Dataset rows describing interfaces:
*** Block opens ***

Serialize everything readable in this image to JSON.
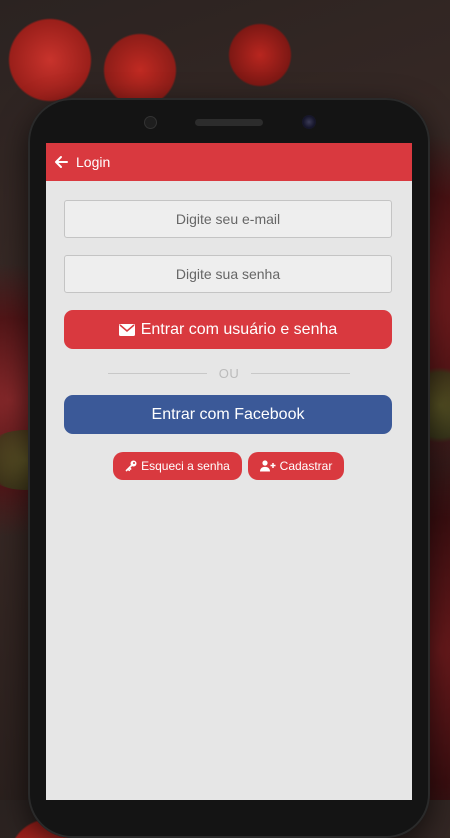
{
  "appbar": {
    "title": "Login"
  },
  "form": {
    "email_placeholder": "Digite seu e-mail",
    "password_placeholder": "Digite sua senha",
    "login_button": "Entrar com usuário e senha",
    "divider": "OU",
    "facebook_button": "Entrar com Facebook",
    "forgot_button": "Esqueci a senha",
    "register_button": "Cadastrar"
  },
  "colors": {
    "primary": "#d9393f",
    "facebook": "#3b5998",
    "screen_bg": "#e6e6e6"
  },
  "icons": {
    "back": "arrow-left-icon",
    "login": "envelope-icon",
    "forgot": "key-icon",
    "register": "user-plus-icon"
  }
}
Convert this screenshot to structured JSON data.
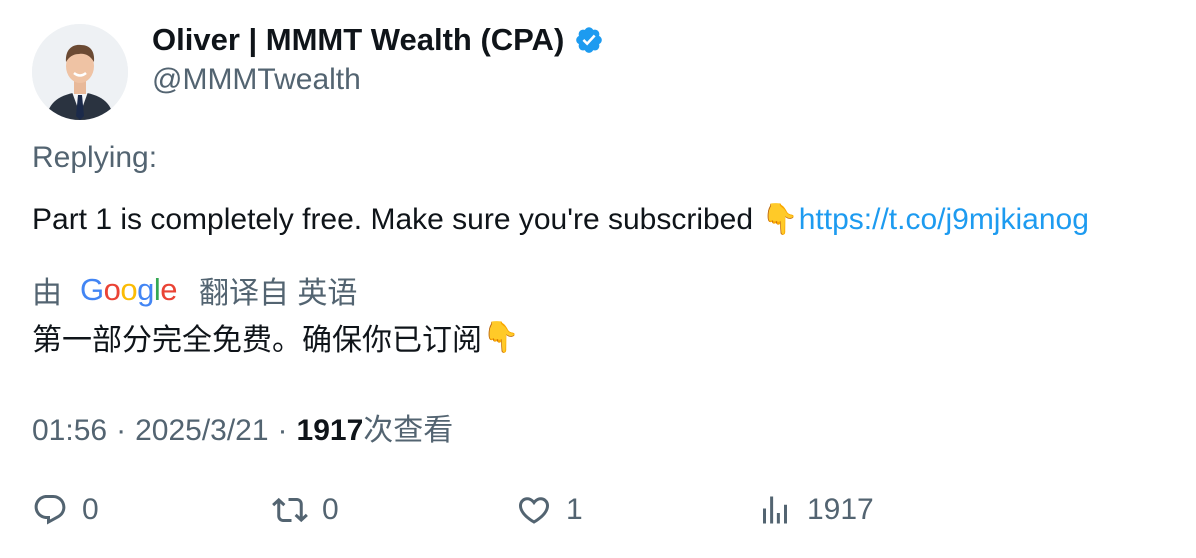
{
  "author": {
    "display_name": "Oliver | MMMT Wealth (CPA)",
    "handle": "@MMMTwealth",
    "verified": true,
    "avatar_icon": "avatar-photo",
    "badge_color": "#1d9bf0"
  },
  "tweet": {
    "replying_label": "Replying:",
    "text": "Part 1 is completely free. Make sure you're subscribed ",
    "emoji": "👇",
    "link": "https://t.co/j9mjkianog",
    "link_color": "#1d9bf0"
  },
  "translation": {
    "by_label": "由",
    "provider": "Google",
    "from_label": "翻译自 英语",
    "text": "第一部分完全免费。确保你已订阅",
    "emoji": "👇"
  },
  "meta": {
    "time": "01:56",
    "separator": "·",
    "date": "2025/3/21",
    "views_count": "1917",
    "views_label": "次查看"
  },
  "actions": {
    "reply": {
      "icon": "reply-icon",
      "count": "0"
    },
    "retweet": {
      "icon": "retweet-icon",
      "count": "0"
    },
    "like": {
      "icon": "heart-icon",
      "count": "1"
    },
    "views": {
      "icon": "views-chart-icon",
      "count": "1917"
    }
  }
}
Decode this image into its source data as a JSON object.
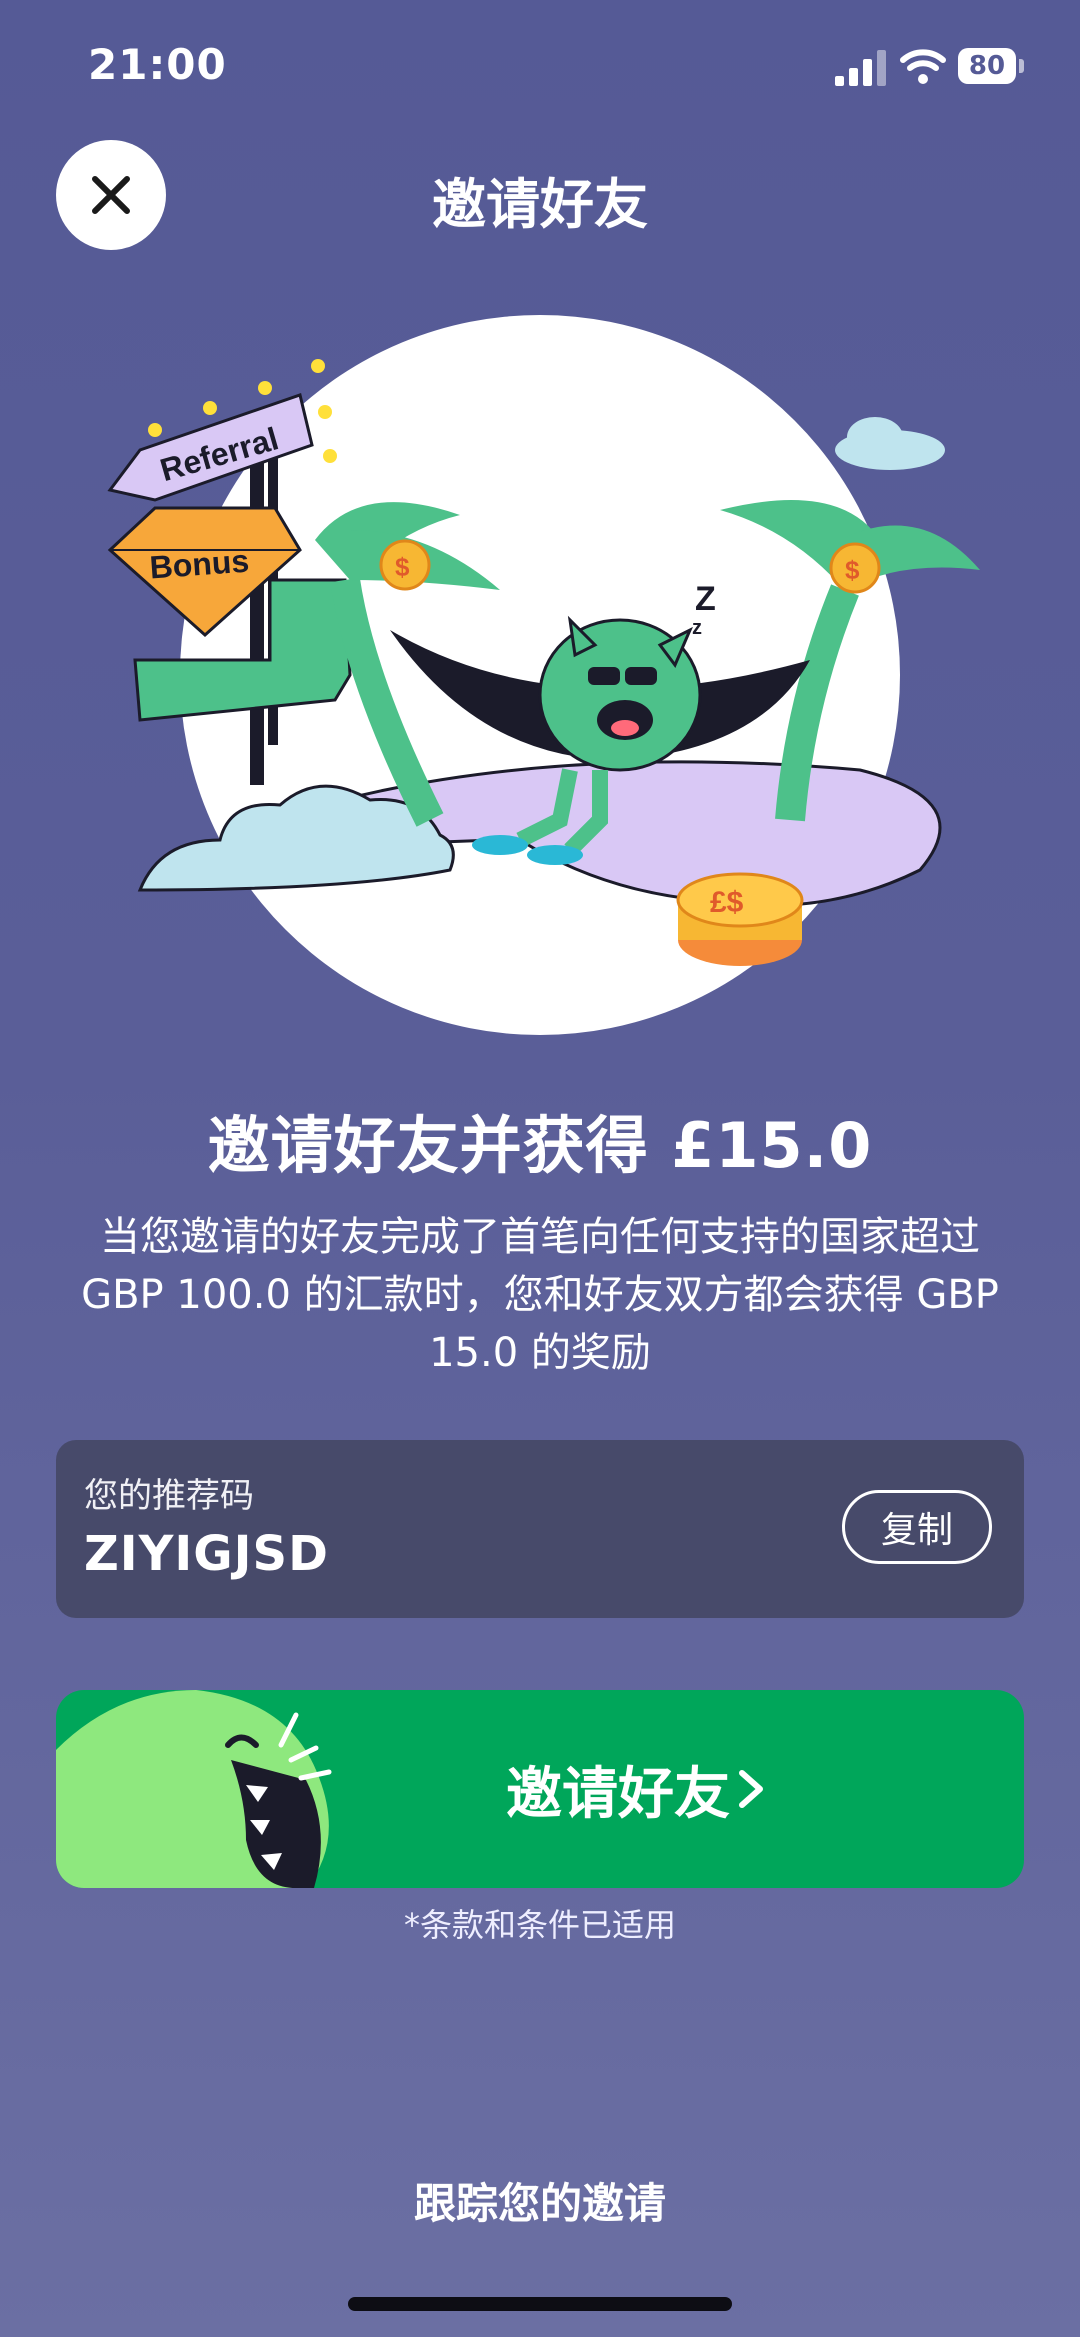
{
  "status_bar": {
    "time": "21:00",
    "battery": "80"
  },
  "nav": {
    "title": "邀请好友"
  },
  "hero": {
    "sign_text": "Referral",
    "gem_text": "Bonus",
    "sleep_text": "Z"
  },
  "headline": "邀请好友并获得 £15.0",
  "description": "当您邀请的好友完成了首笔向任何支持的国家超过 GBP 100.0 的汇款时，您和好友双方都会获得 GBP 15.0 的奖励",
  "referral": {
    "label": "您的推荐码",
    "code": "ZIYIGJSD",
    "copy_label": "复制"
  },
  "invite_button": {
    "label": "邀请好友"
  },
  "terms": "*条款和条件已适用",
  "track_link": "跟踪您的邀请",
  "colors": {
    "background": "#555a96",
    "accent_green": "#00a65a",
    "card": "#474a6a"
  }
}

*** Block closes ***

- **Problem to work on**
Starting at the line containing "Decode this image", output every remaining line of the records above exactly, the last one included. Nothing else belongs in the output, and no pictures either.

- **The completed task**
Decode this image into its source data as a JSON object.
{
  "status_bar": {
    "time": "21:00",
    "battery": "80"
  },
  "nav": {
    "title": "邀请好友"
  },
  "hero": {
    "sign_text": "Referral",
    "gem_text": "Bonus",
    "sleep_text": "Z"
  },
  "headline": "邀请好友并获得 £15.0",
  "description": "当您邀请的好友完成了首笔向任何支持的国家超过 GBP 100.0 的汇款时，您和好友双方都会获得 GBP 15.0 的奖励",
  "referral": {
    "label": "您的推荐码",
    "code": "ZIYIGJSD",
    "copy_label": "复制"
  },
  "invite_button": {
    "label": "邀请好友"
  },
  "terms": "*条款和条件已适用",
  "track_link": "跟踪您的邀请",
  "colors": {
    "background": "#555a96",
    "accent_green": "#00a65a",
    "card": "#474a6a"
  }
}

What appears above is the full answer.